Problematically, that's exactly what you get: The ingredients tossed together with a little water and blended, without any real creativity or finesse. The chief problem, fittingly, is with the writing; director Harold Cronk and three co-writers have churned out a screenplay so lackadaisical in terms of coherence or narrative logic that it possesses all the literary competence of a coloring book. After a while, you throw up your hands and accept that this is a film that's not going to make a lick of sense. Instead, it settles for tossing out plot points you anticipate the way you anticipate anything that's this diagrammatical in nature and then bathing the whole lumpen patchwork in a gelatinous mixture of greeting card speak and utter nonsense. Voila: The filmmakers have almost two hours' worth of celluloid they can peddle to Faith Driven Consumers, Inc. with the sure and certain hope of their official seal of approval.

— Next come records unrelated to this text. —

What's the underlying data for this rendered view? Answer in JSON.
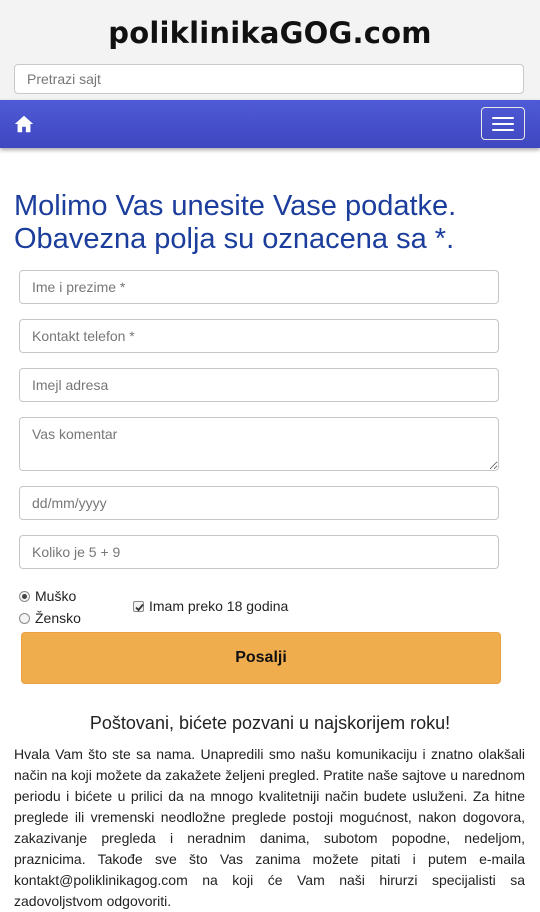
{
  "header": {
    "site_title": "poliklinikaGOG.com",
    "search_placeholder": "Pretrazi sajt"
  },
  "navbar": {
    "home_icon": "home-icon",
    "menu_icon": "hamburger-menu-icon",
    "background_color": "#4a52cf"
  },
  "form": {
    "heading_line1": "Molimo Vas unesite Vase podatke.",
    "heading_line2": "Obavezna polja su oznacena sa *.",
    "fields": {
      "name_placeholder": "Ime i prezime *",
      "phone_placeholder": "Kontakt telefon *",
      "email_placeholder": "Imejl adresa",
      "comment_placeholder": "Vas komentar",
      "date_placeholder": "dd/mm/yyyy",
      "captcha_placeholder": "Koliko je 5 + 9"
    },
    "gender": {
      "male_label": "Muško",
      "female_label": "Žensko",
      "selected": "Muško"
    },
    "age_checkbox": {
      "label": "Imam preko 18 godina",
      "checked": true
    },
    "submit_label": "Posalji",
    "submit_color": "#f0ad4e"
  },
  "thanks": {
    "title": "Poštovani, bićete pozvani u najskorijem roku!",
    "body": "Hvala Vam što ste sa nama. Unapredili smo našu komunikaciju i znatno olakšali način na koji možete da zakažete željeni pregled. Pratite naše sajtove u narednom periodu i bićete u prilici da na mnogo kvalitetniji način budete usluženi. Za hitne preglede ili vremenski neodložne preglede postoji mogućnost, nakon dogovora, zakazivanje pregleda i neradnim danima, subotom popodne, nedeljom, praznicima. Takođe sve što Vas zanima možete pitati i putem e-maila kontakt@poliklinikagog.com na koji će Vam naši hirurzi specijalisti sa zadovoljstvom odgovoriti."
  },
  "colors": {
    "heading": "#1b3d9c",
    "header_bg": "#f3f3f3"
  }
}
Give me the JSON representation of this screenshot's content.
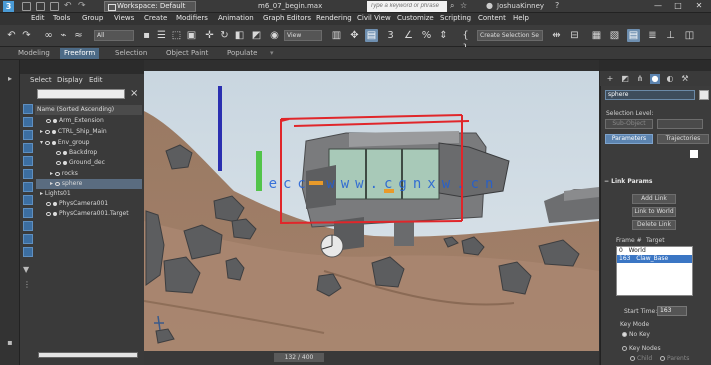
{
  "titlebar": {
    "logo": "3",
    "workspace": "Workspace: Default",
    "file_title": "m6_07_begin.max",
    "search_placeholder": "Type a keyword or phrase",
    "user": "JoshuaKinney",
    "min": "—",
    "max": "□",
    "close": "✕"
  },
  "menubar": [
    "Edit",
    "Tools",
    "Group",
    "Views",
    "Create",
    "Modifiers",
    "Animation",
    "Graph Editors",
    "Rendering",
    "Civil View",
    "Customize",
    "Scripting",
    "Content",
    "Help"
  ],
  "toolbar": {
    "filter_value": "All",
    "view_value": "View",
    "selection_set_value": "Create Selection Se"
  },
  "ribbon_tabs": [
    "Modeling",
    "Freeform",
    "Selection",
    "Object Paint",
    "Populate"
  ],
  "ribbon_active": "Freeform",
  "explorer": {
    "menus": [
      "Select",
      "Display",
      "Edit"
    ],
    "sort_header": "Name (Sorted Ascending)",
    "items": [
      {
        "label": "Arm_Extension"
      },
      {
        "label": "CTRL_Ship_Main"
      },
      {
        "label": "Env_group"
      },
      {
        "label": "Backdrop"
      },
      {
        "label": "Ground_dec"
      },
      {
        "label": "rocks"
      },
      {
        "label": "sphere"
      },
      {
        "label": "Lights01"
      },
      {
        "label": "PhysCamera001"
      },
      {
        "label": "PhysCamera001.Target"
      }
    ]
  },
  "timeline": {
    "frame_readout": "132 / 400"
  },
  "command_panel": {
    "object_name": "sphere",
    "selection_level_label": "Selection Level:",
    "sub_object_label": "Sub-Object",
    "tab_parameters": "Parameters",
    "tab_trajectories": "Trajectories",
    "link_params_title": "Link Params",
    "add_link": "Add Link",
    "link_to_world": "Link to World",
    "delete_link": "Delete Link",
    "parent_col": "Frame #",
    "target_col": "Target",
    "link_rows": [
      {
        "frame": "0",
        "target": "World"
      },
      {
        "frame": "163",
        "target": "Claw_Base"
      }
    ],
    "start_time_label": "Start Time:",
    "start_time_value": "163",
    "key_mode_label": "Key Mode",
    "no_key_label": "No Key",
    "key_nodes_label": "Key Nodes",
    "child_label": "Child",
    "parents_label": "Parents"
  },
  "watermark": "ecc www.cgnxw.cn",
  "colors": {
    "accent": "#5c84b0",
    "selection_box": "#e0262a",
    "gizmo_pole": "#2a2fb0"
  }
}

That wouldn't even be so disappointing if the movie didn't feel so utterly devoid of sincerity. By the final scenes, when every meaningful change is a rehash of the same talking point - the primacy of faith, the less critically apprehended and ethically contextualized the better - even the film's more effectual aspects evaporate. What's left? A string of pseudo-patriotic, theologically nondescript scenes that have zero emotional logic and feel as though they are being driven into your flesh by cynically profit-driven hammers. Audiences of faith might embrace this film - briefly - but it's hard to imagine anyone being satisfied with it for very long.

Kilian Melloy serves as EDGE Media Network's Associate Arts Editor and Staff Contributor. His professional memberships include the National Lesbian & Gay Journalists Association, the Boston Online Film Critics Association, The Gay and Lesbian Entertainment Critics Association, and the Boston Theater Critics Association's Elliot Norton Awards Committee.